Enzymatic antioxidant systems, mainly involving mitochondria, are critical for minimizing the harmful effects of reactive oxygen species, and these systems are enhanced by interactions with nonenzymatic antioxidant nutrients. Because fetal growth requires extensive mitochondrial respiration, pregnant women and fetuses are at high risk of exposure to excessive reactive oxygen species. The enhancement of the antioxidant system, e.g., by nutritional management, is therefore critical for both the mother and fetus. Folic acid supplementation prevents homocysteine accumulation and epigenetic dysregulation associated with one-carbon metabolism. However, few studies have examined the antioxidant effects of folic acid for healthy pregnancy outcomes. The purpose of this study was to elucidate the association between the antioxidant effect of folic acid and mitochondria in undifferentiated cells during fetal growth. Neural crest-derived dental pulp stem cells of human exfoliated deciduous teeth were used as a model of undifferentiated cells in the fetus. Pyocyanin induced excessive reactive oxygen species, resulting in a decrease in cell growth and migration accompanied by mitochondrial fragmentation and inactivation in dental pulp stem cells. This damage was significantly improved by folic acid, along with decreased mitochondrial reactive oxygen species, PGC-1α upregulation, DRP1 downregulation, mitochondrial elongation, and increased ATP production. Folic acid may protect undifferentiated cells from oxidative damage by targeting mitochondrial activation. These results provide evidence for a new benefit of folic acid in pregnant women and fetuses.

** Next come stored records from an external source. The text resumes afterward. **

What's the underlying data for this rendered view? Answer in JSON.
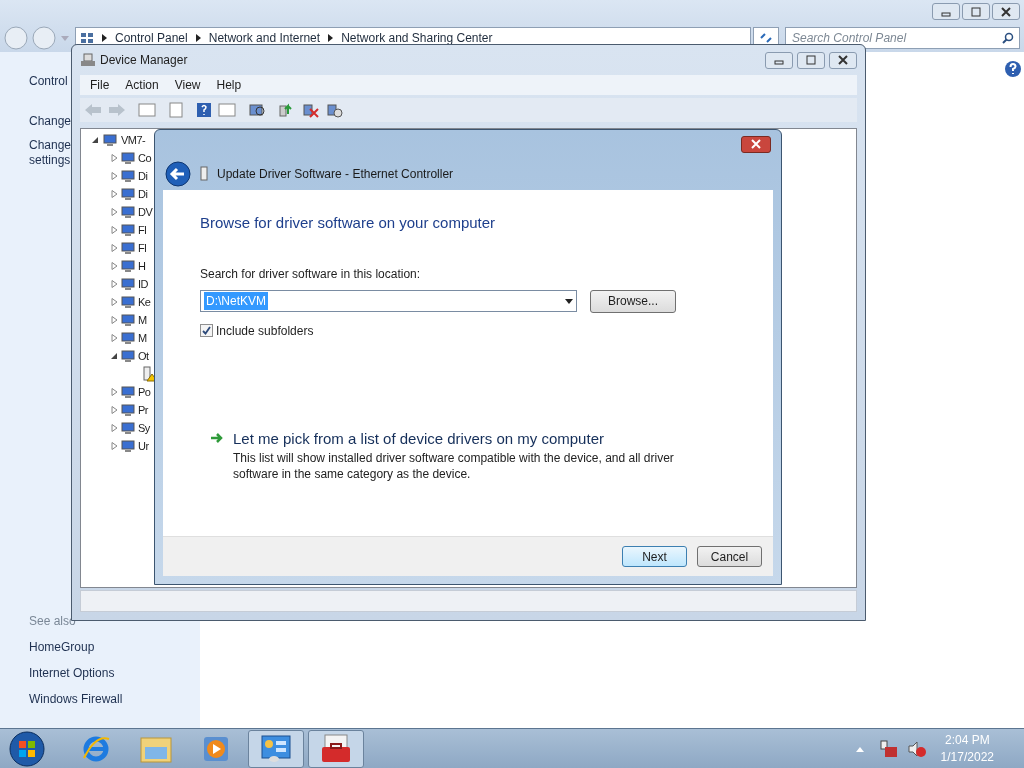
{
  "control_panel": {
    "breadcrumbs": [
      "Control Panel",
      "Network and Internet",
      "Network and Sharing Center"
    ],
    "search": {
      "placeholder": "Search Control Panel"
    },
    "sidebar": {
      "items": [
        "Control",
        "Change",
        "Change settings"
      ]
    },
    "see_also": {
      "title": "See also",
      "links": [
        "HomeGroup",
        "Internet Options",
        "Windows Firewall"
      ]
    }
  },
  "device_manager": {
    "title": "Device Manager",
    "menu": [
      "File",
      "Action",
      "View",
      "Help"
    ],
    "tree": {
      "label": "VM7-",
      "expanded": true,
      "children": [
        {
          "label": "Co",
          "expanded": false
        },
        {
          "label": "Di",
          "expanded": false
        },
        {
          "label": "Di",
          "expanded": false
        },
        {
          "label": "DV",
          "expanded": false
        },
        {
          "label": "Fl",
          "expanded": false
        },
        {
          "label": "Fl",
          "expanded": false
        },
        {
          "label": "H",
          "expanded": false
        },
        {
          "label": "ID",
          "expanded": false
        },
        {
          "label": "Ke",
          "expanded": false
        },
        {
          "label": "M",
          "expanded": false
        },
        {
          "label": "M",
          "expanded": false
        },
        {
          "label": "Ot",
          "expanded": true,
          "children": [
            {
              "warning": true
            }
          ]
        },
        {
          "label": "Po",
          "expanded": false
        },
        {
          "label": "Pr",
          "expanded": false
        },
        {
          "label": "Sy",
          "expanded": false
        },
        {
          "label": "Ur",
          "expanded": false
        }
      ]
    }
  },
  "dialog": {
    "title": "Update Driver Software - Ethernet Controller",
    "heading": "Browse for driver software on your computer",
    "location_label": "Search for driver software in this location:",
    "location": {
      "value": "D:\\NetKVM"
    },
    "browse": "Browse...",
    "include_subfolders": {
      "label": "Include subfolders",
      "checked": true
    },
    "pick_link": {
      "label": "Let me pick from a list of device drivers on my computer",
      "description": "This list will show installed driver software compatible with the device, and all driver software in the same category as the device."
    },
    "buttons": [
      {
        "label": "Next",
        "default": true
      },
      {
        "label": "Cancel",
        "default": false
      }
    ]
  },
  "taskbar": {
    "apps": [
      {
        "kind": "browser",
        "open": false
      },
      {
        "kind": "folder",
        "open": false
      },
      {
        "kind": "media",
        "open": false
      },
      {
        "kind": "control",
        "open": true
      },
      {
        "kind": "toolbox",
        "open": true
      }
    ],
    "clock": {
      "time": "2:04 PM",
      "date": "1/17/2022"
    }
  }
}
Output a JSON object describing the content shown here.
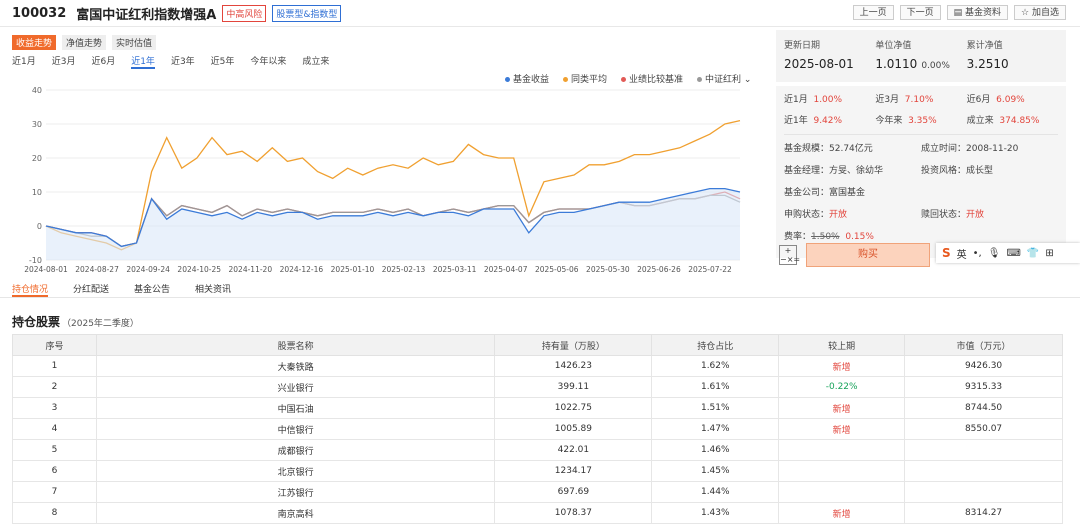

|Number of pages||7|
|Journal||Biochemical and Biophysical Research Communications|
|Publication status||Published - Jan 15 2019|
All Science Journal Classification (ASJC) codes
- Molecular Biology
- Cell Biology